“The past few years have driven tremendous change that will have long-reaching benefits,” said Brian Brady. “It’s when the impossible became possible. We learned that:

  • It is possible to work offsite in almost all roles - and it’s possible to lose out on the best candidate if you refuse WFH options.
  • It is possible to have people working from other cities on your projects
  • It is possible to create a positive onboarding experience for someone working remotely.
  • It is possible to rely on electronic signatures.
  • It is possible to manage your team’s output and productivity instead of the hours in the office.

…. And the list goes on and on.”

We’ve been doing this for a long time at S.i. Systems. We’ve seen the peaks and valleys and we can’t emphasize strongly enough that we’re excited for this new world of staffing. It’s a change whose time has come and whose impact will be good for the industry.  We are finding fresh talent solutions for organizations who are embracing their brands, engaging with team members, and finding the right new approach for hiring and retention.

Let’s talk about how our expertise can support your hiring needs in this new world of staffing. 

2023 Canadian IT Hiring Trends & Salary Guide
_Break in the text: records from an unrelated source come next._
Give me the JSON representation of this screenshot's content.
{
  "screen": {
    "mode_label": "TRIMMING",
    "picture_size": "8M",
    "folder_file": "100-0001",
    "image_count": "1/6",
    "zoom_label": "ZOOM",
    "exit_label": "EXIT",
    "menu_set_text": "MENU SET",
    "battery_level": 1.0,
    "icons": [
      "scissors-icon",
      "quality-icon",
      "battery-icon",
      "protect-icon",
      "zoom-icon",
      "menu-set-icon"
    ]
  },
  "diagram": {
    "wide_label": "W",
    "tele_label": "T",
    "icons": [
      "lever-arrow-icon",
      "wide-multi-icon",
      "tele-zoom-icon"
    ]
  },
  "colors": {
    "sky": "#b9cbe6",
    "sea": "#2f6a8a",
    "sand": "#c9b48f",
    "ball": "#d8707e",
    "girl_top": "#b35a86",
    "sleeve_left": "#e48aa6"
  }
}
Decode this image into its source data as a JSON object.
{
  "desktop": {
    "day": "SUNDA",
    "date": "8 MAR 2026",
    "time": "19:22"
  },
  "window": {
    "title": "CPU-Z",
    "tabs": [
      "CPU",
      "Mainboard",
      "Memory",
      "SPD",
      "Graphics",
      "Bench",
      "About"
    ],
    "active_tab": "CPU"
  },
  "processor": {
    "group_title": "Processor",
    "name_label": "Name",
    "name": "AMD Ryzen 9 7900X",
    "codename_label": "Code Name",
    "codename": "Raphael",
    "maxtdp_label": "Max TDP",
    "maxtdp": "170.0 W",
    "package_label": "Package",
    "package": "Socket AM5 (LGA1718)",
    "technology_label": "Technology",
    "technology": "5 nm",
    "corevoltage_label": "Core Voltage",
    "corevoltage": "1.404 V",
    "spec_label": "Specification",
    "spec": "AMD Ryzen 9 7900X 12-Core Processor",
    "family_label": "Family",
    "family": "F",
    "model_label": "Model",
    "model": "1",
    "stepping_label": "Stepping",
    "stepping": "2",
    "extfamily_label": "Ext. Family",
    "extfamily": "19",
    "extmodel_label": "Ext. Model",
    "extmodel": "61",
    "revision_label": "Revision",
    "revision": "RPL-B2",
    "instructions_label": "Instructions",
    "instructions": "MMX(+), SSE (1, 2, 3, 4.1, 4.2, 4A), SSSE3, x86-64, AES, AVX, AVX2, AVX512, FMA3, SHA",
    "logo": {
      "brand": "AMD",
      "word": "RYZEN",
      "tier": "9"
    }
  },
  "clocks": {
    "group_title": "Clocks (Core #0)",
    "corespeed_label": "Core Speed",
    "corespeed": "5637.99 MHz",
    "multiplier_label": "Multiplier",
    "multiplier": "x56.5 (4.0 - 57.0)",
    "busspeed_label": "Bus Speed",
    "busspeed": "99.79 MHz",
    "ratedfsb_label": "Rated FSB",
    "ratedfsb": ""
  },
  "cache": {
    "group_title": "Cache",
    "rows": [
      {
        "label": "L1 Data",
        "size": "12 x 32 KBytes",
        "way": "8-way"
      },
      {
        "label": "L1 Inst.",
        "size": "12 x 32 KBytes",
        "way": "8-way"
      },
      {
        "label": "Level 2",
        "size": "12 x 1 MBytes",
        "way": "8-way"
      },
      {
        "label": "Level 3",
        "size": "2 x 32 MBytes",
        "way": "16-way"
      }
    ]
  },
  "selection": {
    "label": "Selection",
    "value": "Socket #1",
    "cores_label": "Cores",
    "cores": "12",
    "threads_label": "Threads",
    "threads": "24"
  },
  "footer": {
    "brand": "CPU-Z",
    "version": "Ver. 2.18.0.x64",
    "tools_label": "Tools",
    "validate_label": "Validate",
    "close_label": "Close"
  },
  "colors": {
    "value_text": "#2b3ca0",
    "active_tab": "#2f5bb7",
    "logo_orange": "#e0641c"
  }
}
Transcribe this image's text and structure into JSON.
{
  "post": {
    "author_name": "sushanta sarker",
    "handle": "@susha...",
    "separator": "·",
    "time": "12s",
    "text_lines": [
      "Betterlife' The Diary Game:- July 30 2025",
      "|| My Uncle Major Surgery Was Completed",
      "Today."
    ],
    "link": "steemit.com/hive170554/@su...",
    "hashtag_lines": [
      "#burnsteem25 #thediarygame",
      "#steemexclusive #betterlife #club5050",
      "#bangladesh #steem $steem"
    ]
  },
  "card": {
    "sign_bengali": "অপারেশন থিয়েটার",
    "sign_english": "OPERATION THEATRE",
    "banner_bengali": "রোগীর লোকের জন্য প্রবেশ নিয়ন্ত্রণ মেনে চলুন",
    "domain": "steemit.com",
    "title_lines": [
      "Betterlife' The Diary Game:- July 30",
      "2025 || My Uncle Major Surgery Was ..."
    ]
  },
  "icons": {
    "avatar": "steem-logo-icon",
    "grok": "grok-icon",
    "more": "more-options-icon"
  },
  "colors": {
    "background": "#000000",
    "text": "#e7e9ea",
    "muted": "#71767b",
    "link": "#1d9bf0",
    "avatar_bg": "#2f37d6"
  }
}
In a candidate-driven market, offering competitive rates is critical to getting your foot in the door with top talent. Our 2023 Canadian IT Hiring Trends & Salary Guide gives you not only the rate data but the expert insights and market trends you need to successfully staff your IT teams.

Unlock the Salary guide